Babies and Toddlers should Learn from Play, not screensnewby.17 | December 1, 2011
As a parent of a small child, I know how tempting it is to set your child down in front of the television to get some things done around the house, like cleaning or cooking…or just a minute of sanity. However, the American Academy of Pediatrics (AAP) has recently reinforced its recommendations that children under the age of 2 receive NO screen time. In a world where there are screens everywhere– at home, at the grocery store, at restaurants, this can be challenging for parents.
There are many television programs and DVDs that claim to have educational benefits for children. So when investigating further into the effect of media on children, scientists researched the potential benefits that media could have. They found that media programs are only beneficial or educational if children are able to understand the content and follow a story line. However, children under the age of 2 generally do not have this ability.

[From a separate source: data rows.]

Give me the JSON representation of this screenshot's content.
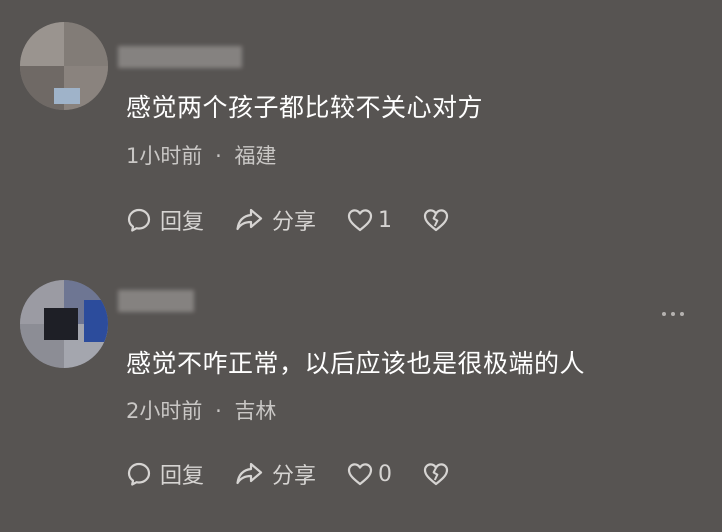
{
  "comments": [
    {
      "text": "感觉两个孩子都比较不关心对方",
      "time": "1小时前",
      "separator": "·",
      "location": "福建",
      "reply_label": "回复",
      "share_label": "分享",
      "like_count": "1"
    },
    {
      "text": "感觉不咋正常，以后应该也是很极端的人",
      "time": "2小时前",
      "separator": "·",
      "location": "吉林",
      "reply_label": "回复",
      "share_label": "分享",
      "like_count": "0"
    }
  ],
  "colors": {
    "background": "#575452",
    "primary_text": "#ffffff",
    "secondary_text": "#c9c7c5",
    "icon": "#d6d4d2"
  },
  "icons": [
    "reply-icon",
    "share-icon",
    "like-icon",
    "dislike-icon",
    "more-icon"
  ]
}
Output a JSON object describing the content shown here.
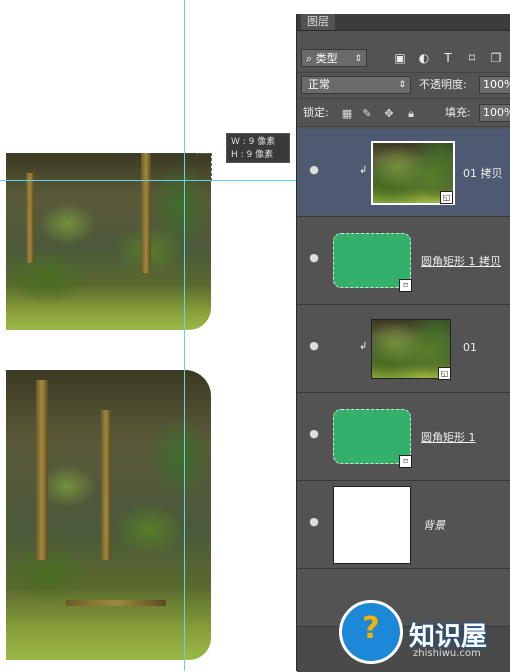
{
  "tooltip": {
    "width": "W : 9 像素",
    "height": "H : 9 像素"
  },
  "panel": {
    "tab_label": "图层",
    "filter": {
      "kind_label": "类型",
      "icons": [
        "image-filter-icon",
        "adjustment-filter-icon",
        "type-filter-icon",
        "shape-filter-icon",
        "smart-object-filter-icon"
      ]
    },
    "blend_mode": "正常",
    "opacity_label": "不透明度:",
    "opacity_value": "100%",
    "lock_label": "锁定:",
    "fill_label": "填充:",
    "fill_value": "100%"
  },
  "layers": [
    {
      "name": "01 拷贝",
      "type": "smart-object",
      "clipped": true,
      "selected": true
    },
    {
      "name": "圆角矩形 1 拷贝",
      "type": "shape",
      "clipped": false,
      "selected": false
    },
    {
      "name": "01",
      "type": "smart-object",
      "clipped": true,
      "selected": false
    },
    {
      "name": "圆角矩形 1",
      "type": "shape",
      "clipped": false,
      "selected": false
    },
    {
      "name": "背景",
      "type": "background",
      "clipped": false,
      "selected": false
    }
  ],
  "colors": {
    "shape_fill": "#33b06a",
    "selected_layer": "#4d5a72",
    "guide": "#5fd6e6"
  },
  "watermark": {
    "text": "知识屋",
    "url": "zhishiwu.com"
  }
}
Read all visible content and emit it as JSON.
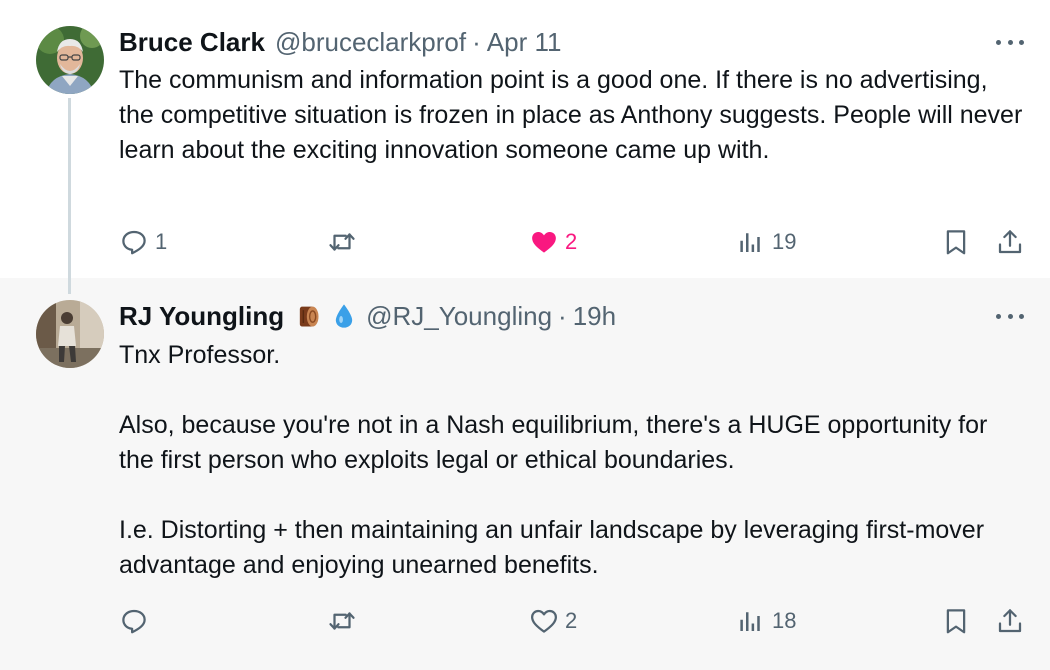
{
  "tweets": [
    {
      "name": "Bruce Clark",
      "handle": "@bruceclarkprof",
      "separator": "·",
      "time": "Apr 11",
      "text": "The communism and information point is a good one. If there is no advertising, the competitive situation is frozen in place as Anthony suggests. People will never learn about the exciting innovation someone came up with.",
      "replies": "1",
      "reposts": "",
      "likes": "2",
      "liked": true,
      "views": "19"
    },
    {
      "name": "RJ Youngling",
      "emojis": [
        "wood-log",
        "water-drop"
      ],
      "handle": "@RJ_Youngling",
      "separator": "·",
      "time": "19h",
      "text": "Tnx Professor.\n\nAlso, because you're not in a Nash equilibrium, there's a HUGE opportunity for the first person who exploits legal or ethical boundaries.\n\nI.e. Distorting + then maintaining an unfair landscape by leveraging first-mover advantage and enjoying unearned benefits.",
      "replies": "",
      "reposts": "",
      "likes": "2",
      "liked": false,
      "views": "18"
    }
  ],
  "colors": {
    "text": "#0f1419",
    "secondary": "#536471",
    "like_active": "#f91880",
    "thread_line": "#cfd9de",
    "reply_background": "#f7f7f7"
  }
}
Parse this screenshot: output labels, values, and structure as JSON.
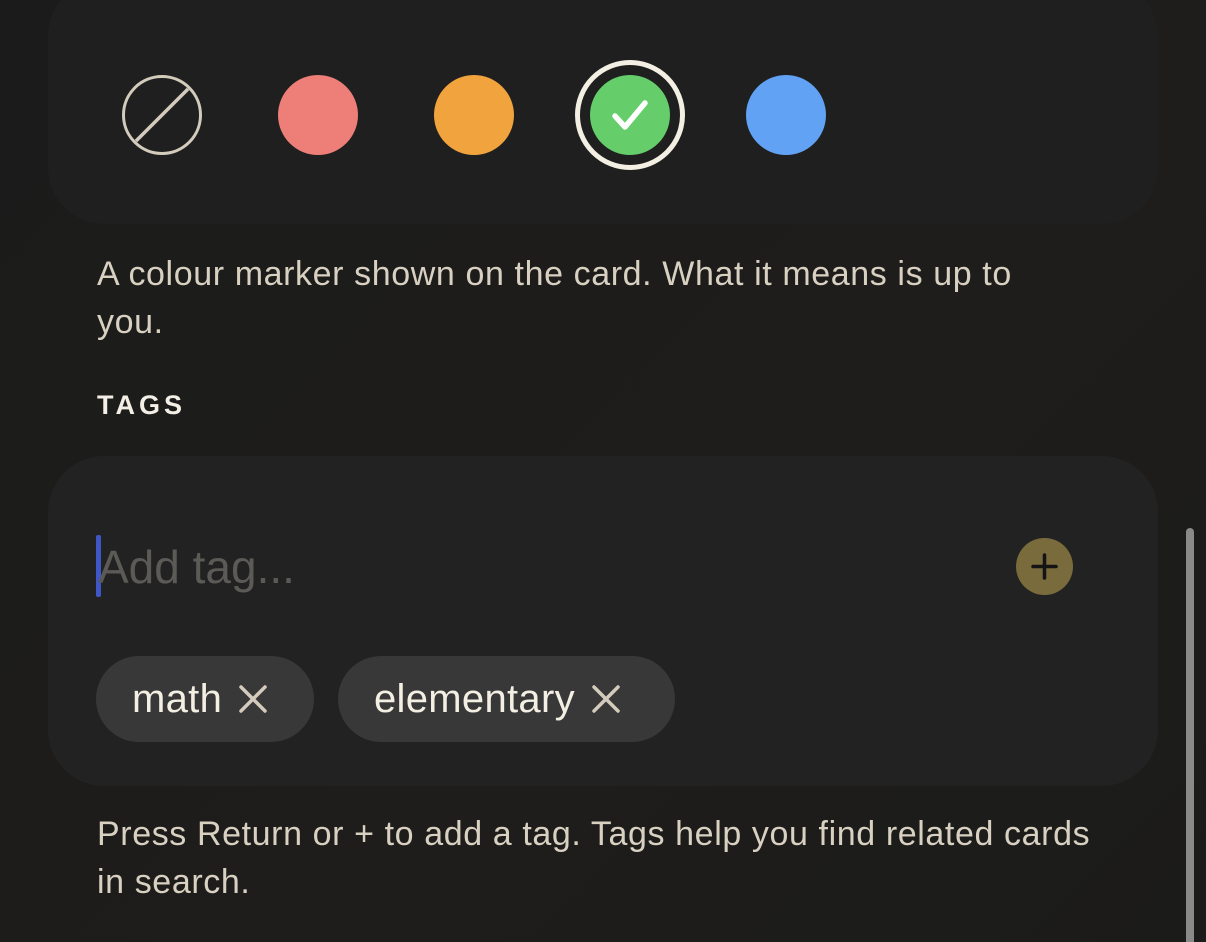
{
  "color_picker": {
    "options": [
      {
        "name": "none",
        "icon": "no-color-icon",
        "selected": false
      },
      {
        "name": "red",
        "color": "#ee7e78",
        "selected": false
      },
      {
        "name": "orange",
        "color": "#f1a43e",
        "selected": false
      },
      {
        "name": "green",
        "color": "#65cd6a",
        "selected": true,
        "icon": "checkmark-icon"
      },
      {
        "name": "blue",
        "color": "#62a2f5",
        "selected": false
      }
    ],
    "hint": "A colour marker shown on the card. What it means is up to you."
  },
  "tags": {
    "heading": "TAGS",
    "input": {
      "placeholder": "Add tag...",
      "value": ""
    },
    "add_button_icon": "plus-icon",
    "chips": [
      {
        "label": "math",
        "remove_icon": "close-icon"
      },
      {
        "label": "elementary",
        "remove_icon": "close-icon"
      }
    ],
    "hint": "Press Return or + to add a tag. Tags help you find related cards in search."
  },
  "colors": {
    "background": "#1c1c1b",
    "card": "#222222",
    "accent_add": "#7a6b3d",
    "caret": "#3f56c6"
  }
}
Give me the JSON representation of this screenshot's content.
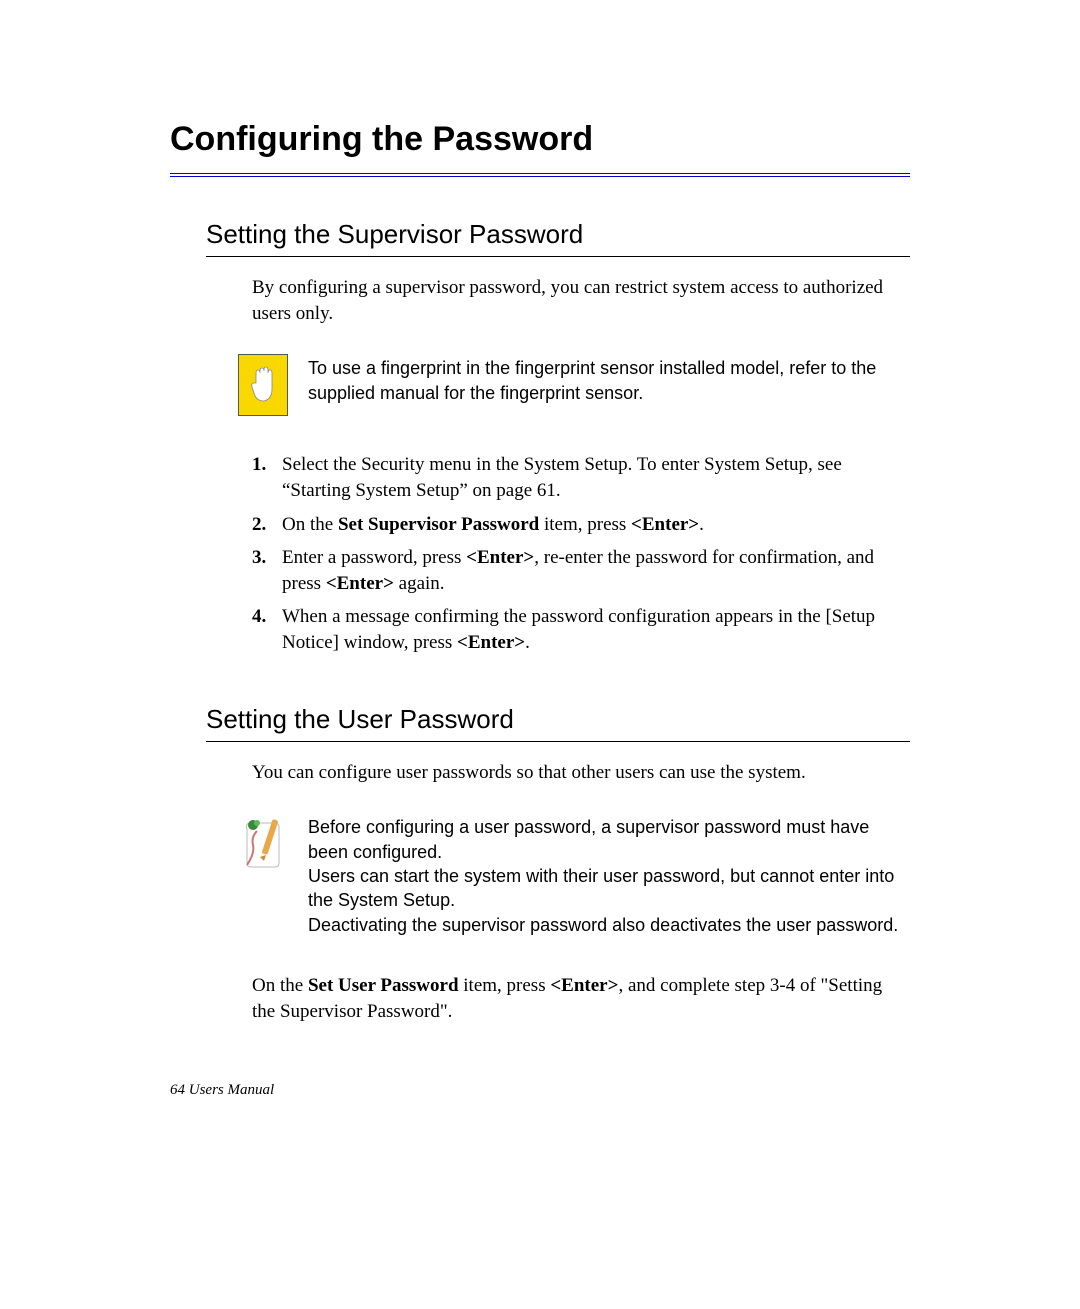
{
  "title": "Configuring the Password",
  "section1": {
    "heading": "Setting the Supervisor Password",
    "intro": "By configuring a supervisor password, you can restrict system access to authorized users only.",
    "note": "To use a fingerprint in the fingerprint sensor installed model, refer to the supplied manual for the fingerprint sensor.",
    "steps": [
      {
        "pre": "Select the Security menu in the System Setup. To enter System Setup, see “Starting System Setup” on page 61."
      },
      {
        "pre": "On the ",
        "b1": "Set Supervisor Password",
        "mid": " item, press ",
        "b2": "<Enter>",
        "end": "."
      },
      {
        "pre": "Enter a password, press ",
        "b1": "<Enter>",
        "mid": ", re-enter the password for confirmation, and press ",
        "b2": "<Enter>",
        "end": " again."
      },
      {
        "pre": "When a message confirming the password configuration appears in the [Setup Notice] window, press ",
        "b1": "<Enter>",
        "end": "."
      }
    ]
  },
  "section2": {
    "heading": "Setting the User Password",
    "intro": "You can configure user passwords so that other users can use the system.",
    "note1": "Before configuring a user password, a supervisor password must have been configured.",
    "note2": "Users can start the system with their user password, but cannot enter into the System Setup.",
    "note3": "Deactivating the supervisor password also deactivates the user password.",
    "endPre": "On the ",
    "endB1": "Set User Password",
    "endMid": " item, press ",
    "endB2": "<Enter>",
    "endPost": ", and complete step 3-4 of \"Setting the Supervisor Password\"."
  },
  "footer": "64  Users Manual"
}
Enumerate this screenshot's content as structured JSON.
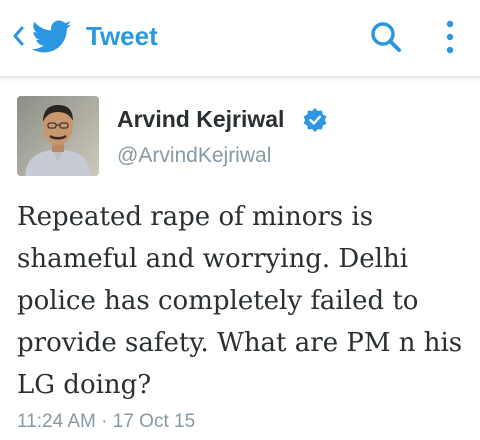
{
  "header": {
    "title": "Tweet",
    "back_icon": "chevron-left-icon",
    "logo_icon": "twitter-bird-icon",
    "search_icon": "search-icon",
    "more_icon": "more-vertical-icon",
    "accent_color": "#2b97e1"
  },
  "tweet": {
    "author_name": "Arvind Kejriwal",
    "author_handle": "@ArvindKejriwal",
    "verified": true,
    "text": "Repeated rape of minors is shameful and worrying. Delhi police has completely failed to provide safety. What are PM n his LG doing?",
    "timestamp": "11:24 AM · 17 Oct 15"
  }
}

Further Key Findings:
- Unstructured play time is more valuable for the developing brain than electronic media. Children learn to think creatively, problem solve, and develop reasoning and motor skills at early ages through unstructured, unplugged play. Free play also teaches them how to entertain themselves.
- Young children learn best from—and need—interaction with humans, not screens.
- Parents who watch TV or videos with their child may add to the child’s understanding, but children learn more from live presentations than from televised ones.
- When parents are watching their own programs, this is “background media” for their children. It distracts the parent and decreases parent-child interaction. Its presence may also interfere with a young child’s learning from play and activities.
- Television viewing around bedtime can cause poor sleep habits and irregular sleep schedules, which can adversely affect mood, behavior and learning.
- Young children with heavy media use are at risk for delays in language development once they start school, but more research is needed as to the reasons.
For more information on this from the APA, you can read here.